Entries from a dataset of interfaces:
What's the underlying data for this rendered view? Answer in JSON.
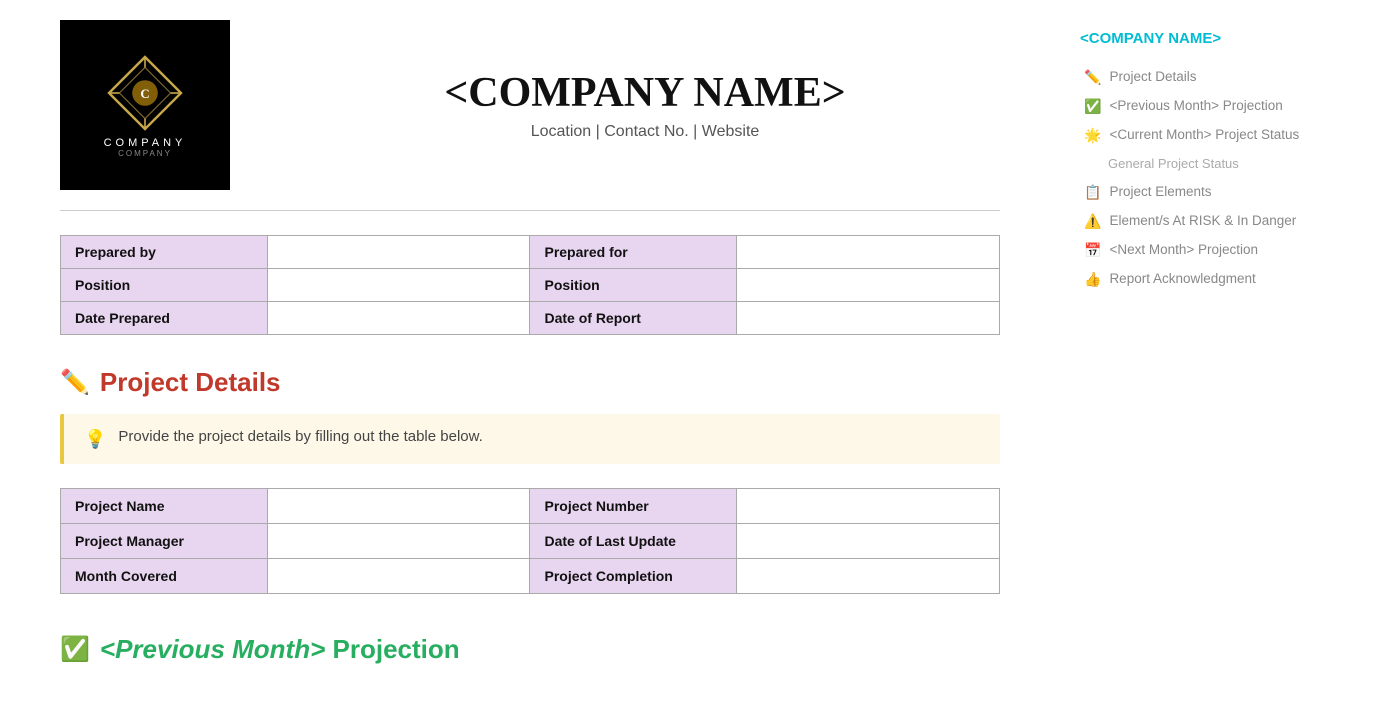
{
  "header": {
    "company_name": "<COMPANY NAME>",
    "company_subtitle": "Location | Contact No. | Website",
    "logo_company": "COMPANY",
    "logo_sub": "COMPANY"
  },
  "prepared_table": {
    "rows": [
      {
        "label1": "Prepared by",
        "value1": "",
        "label2": "Prepared for",
        "value2": ""
      },
      {
        "label1": "Position",
        "value1": "",
        "label2": "Position",
        "value2": ""
      },
      {
        "label1": "Date Prepared",
        "value1": "",
        "label2": "Date of Report",
        "value2": ""
      }
    ]
  },
  "project_details": {
    "icon": "✏️",
    "title": "Project Details",
    "hint": "Provide the project details by filling out the table below.",
    "hint_icon": "💡",
    "rows": [
      {
        "label1": "Project Name",
        "value1": "",
        "label2": "Project Number",
        "value2": ""
      },
      {
        "label1": "Project Manager",
        "value1": "",
        "label2": "Date of Last Update",
        "value2": ""
      },
      {
        "label1": "Month Covered",
        "value1": "",
        "label2": "Project Completion",
        "value2": ""
      }
    ]
  },
  "prev_month": {
    "icon": "✅",
    "label_italic": "<Previous Month>",
    "label_rest": " Projection"
  },
  "sidebar": {
    "company_name": "<COMPANY NAME>",
    "nav_items": [
      {
        "icon": "✏️",
        "label": "Project Details",
        "sub": false
      },
      {
        "icon": "✅",
        "label": "<Previous Month> Projection",
        "sub": false
      },
      {
        "icon": "🌟",
        "label": "<Current Month> Project Status",
        "sub": false
      },
      {
        "icon": "",
        "label": "General Project Status",
        "sub": true
      },
      {
        "icon": "📋",
        "label": "Project Elements",
        "sub": false
      },
      {
        "icon": "⚠️",
        "label": "Element/s At RISK & In Danger",
        "sub": false
      },
      {
        "icon": "📅",
        "label": "<Next Month> Projection",
        "sub": false
      },
      {
        "icon": "👍",
        "label": "Report Acknowledgment",
        "sub": false
      }
    ]
  }
}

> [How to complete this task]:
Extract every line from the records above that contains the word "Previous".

> [Solution]:
    "label_italic": "<Previous Month>",
        "label": "<Previous Month> Projection",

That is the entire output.